Which lines below contain "Model"? Copy every one of them.
-- -- --
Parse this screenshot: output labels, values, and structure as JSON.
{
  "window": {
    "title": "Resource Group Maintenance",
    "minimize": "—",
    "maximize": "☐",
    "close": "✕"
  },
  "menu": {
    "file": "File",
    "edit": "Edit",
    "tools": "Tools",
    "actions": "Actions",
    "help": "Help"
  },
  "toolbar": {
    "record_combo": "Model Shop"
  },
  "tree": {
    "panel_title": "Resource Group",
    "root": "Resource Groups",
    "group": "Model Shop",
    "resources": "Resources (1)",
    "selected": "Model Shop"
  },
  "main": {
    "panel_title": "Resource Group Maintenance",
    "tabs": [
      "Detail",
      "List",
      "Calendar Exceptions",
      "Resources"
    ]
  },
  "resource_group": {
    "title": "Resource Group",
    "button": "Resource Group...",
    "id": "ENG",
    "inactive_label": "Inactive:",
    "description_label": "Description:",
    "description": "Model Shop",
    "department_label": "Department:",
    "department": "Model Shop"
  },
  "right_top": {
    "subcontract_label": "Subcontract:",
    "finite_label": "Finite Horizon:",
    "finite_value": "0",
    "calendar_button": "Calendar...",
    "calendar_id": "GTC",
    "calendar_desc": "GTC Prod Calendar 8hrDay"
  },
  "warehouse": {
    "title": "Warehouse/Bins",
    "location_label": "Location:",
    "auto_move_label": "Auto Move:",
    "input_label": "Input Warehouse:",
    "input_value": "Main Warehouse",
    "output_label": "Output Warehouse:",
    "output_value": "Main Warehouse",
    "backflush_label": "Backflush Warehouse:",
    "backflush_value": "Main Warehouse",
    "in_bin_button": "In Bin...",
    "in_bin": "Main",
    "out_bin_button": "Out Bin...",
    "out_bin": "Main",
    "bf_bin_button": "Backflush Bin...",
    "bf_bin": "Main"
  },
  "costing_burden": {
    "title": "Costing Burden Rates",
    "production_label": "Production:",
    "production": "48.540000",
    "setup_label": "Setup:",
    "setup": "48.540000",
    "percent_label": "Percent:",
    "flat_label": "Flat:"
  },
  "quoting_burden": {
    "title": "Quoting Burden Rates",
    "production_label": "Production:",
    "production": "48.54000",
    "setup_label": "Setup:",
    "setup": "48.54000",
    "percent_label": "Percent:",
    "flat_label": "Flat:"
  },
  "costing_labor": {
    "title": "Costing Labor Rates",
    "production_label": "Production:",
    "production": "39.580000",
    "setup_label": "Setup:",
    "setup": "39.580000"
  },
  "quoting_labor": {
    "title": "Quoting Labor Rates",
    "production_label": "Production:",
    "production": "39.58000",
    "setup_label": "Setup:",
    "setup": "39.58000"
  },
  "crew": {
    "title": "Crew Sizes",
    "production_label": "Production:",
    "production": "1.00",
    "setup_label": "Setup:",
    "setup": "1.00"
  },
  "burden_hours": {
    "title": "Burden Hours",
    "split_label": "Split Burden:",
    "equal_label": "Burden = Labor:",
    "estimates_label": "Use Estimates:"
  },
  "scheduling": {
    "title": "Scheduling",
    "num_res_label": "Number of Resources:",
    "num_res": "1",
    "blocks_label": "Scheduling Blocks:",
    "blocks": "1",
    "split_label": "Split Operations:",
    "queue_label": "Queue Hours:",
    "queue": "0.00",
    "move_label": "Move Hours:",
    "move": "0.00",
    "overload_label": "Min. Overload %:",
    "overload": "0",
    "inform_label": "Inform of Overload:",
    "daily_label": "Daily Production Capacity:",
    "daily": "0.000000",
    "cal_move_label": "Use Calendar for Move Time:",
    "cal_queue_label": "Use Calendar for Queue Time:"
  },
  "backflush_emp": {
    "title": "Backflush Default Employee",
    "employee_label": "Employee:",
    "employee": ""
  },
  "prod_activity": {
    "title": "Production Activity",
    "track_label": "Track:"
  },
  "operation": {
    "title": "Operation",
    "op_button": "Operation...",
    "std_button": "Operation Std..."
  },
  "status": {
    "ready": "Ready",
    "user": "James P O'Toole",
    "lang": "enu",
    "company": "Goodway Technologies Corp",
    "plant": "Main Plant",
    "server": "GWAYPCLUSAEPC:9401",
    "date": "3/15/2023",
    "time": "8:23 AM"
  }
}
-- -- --
## Response area
    "record_combo": "Model Shop"
    "group": "Model Shop",
    "selected": "Model Shop"
    "description": "Model Shop",
    "department": "Model Shop"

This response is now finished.